**Exercise aim:** From the entries underneath, give the number of lines holding the word "Override", without any other words.

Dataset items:
****
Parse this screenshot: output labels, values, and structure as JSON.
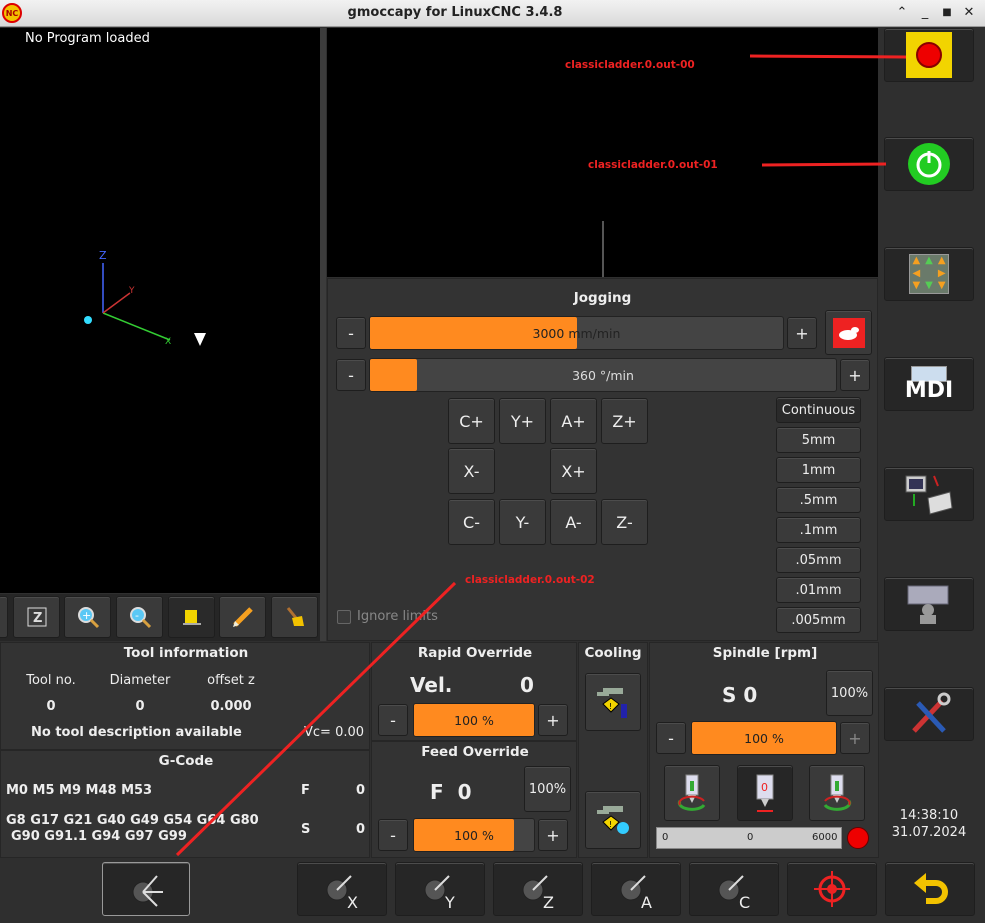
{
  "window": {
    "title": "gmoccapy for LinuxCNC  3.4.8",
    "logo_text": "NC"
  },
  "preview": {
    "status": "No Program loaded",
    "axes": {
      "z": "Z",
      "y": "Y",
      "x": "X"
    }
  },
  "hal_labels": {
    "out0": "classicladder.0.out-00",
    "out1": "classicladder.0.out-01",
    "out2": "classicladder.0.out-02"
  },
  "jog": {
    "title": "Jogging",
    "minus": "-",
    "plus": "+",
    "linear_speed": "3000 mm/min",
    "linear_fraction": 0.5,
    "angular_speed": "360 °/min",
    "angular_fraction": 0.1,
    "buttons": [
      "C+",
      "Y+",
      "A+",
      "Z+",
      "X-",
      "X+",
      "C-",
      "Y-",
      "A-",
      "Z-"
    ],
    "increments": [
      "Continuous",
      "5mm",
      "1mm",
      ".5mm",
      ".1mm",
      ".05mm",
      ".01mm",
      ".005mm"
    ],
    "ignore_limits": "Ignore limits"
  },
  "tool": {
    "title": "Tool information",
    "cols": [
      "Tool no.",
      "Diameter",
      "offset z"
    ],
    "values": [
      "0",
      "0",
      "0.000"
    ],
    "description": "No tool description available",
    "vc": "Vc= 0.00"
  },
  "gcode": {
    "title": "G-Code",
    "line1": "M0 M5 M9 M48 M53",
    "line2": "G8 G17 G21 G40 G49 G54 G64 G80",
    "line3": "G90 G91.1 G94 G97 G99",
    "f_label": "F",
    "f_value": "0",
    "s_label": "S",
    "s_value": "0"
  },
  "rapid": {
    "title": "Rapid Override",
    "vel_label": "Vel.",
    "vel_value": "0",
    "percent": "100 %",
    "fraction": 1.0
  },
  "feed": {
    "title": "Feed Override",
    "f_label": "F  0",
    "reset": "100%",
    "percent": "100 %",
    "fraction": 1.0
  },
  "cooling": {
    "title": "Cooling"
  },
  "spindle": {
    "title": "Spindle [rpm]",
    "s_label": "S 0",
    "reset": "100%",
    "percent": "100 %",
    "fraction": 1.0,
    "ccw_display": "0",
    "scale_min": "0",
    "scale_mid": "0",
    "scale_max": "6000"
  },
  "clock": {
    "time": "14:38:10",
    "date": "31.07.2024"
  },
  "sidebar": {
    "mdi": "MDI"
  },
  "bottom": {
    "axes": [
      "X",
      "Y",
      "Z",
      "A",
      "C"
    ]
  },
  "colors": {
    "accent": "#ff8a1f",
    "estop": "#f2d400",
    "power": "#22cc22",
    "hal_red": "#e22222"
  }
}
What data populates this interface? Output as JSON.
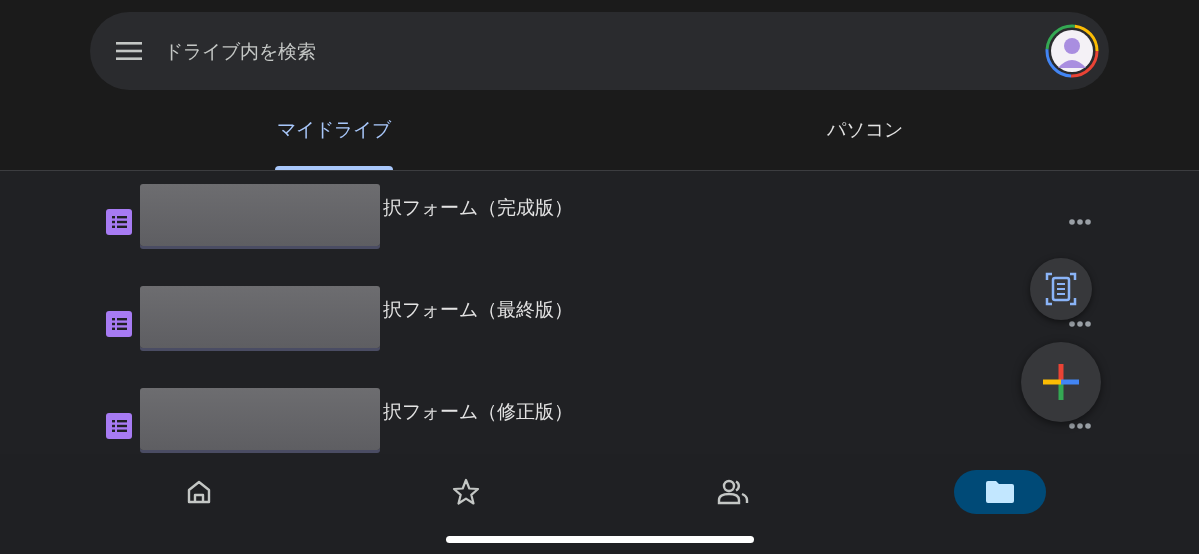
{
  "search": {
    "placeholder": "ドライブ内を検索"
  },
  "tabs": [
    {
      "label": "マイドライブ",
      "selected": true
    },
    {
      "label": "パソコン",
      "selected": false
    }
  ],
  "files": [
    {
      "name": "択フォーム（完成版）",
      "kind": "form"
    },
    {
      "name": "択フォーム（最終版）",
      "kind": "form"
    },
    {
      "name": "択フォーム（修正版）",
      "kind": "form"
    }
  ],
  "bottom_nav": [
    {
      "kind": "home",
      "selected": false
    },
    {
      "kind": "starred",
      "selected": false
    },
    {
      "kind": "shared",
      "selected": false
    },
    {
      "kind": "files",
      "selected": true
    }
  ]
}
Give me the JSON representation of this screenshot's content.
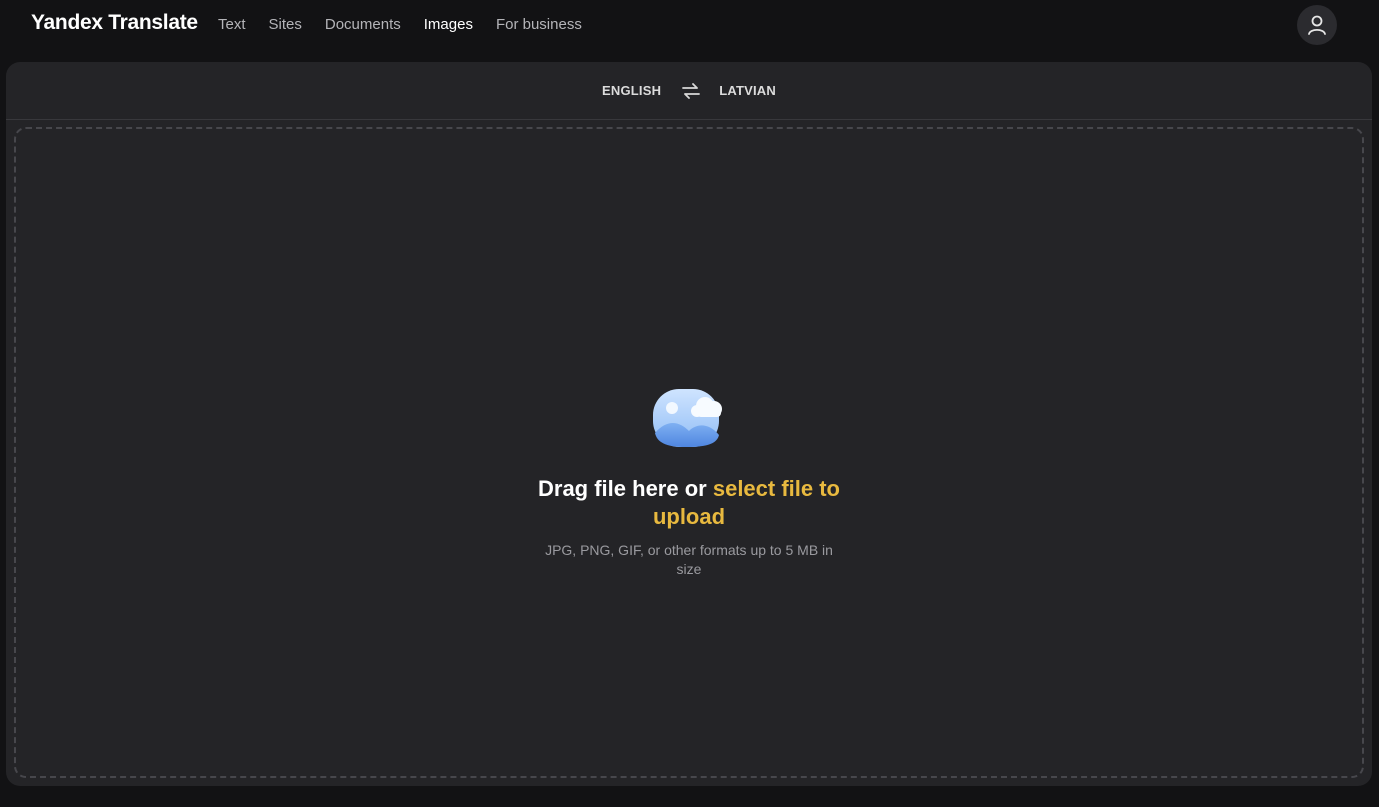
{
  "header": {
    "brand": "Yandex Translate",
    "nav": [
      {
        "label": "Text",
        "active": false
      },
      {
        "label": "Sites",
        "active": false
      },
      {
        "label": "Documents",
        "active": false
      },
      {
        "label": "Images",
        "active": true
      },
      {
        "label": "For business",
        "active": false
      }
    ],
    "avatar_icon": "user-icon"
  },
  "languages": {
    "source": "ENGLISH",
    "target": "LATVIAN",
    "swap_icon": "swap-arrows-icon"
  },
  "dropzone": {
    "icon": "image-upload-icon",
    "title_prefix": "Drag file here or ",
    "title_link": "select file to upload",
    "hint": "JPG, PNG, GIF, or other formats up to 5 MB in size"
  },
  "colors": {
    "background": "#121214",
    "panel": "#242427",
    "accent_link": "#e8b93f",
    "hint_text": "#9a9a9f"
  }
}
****
**Answer area:** 2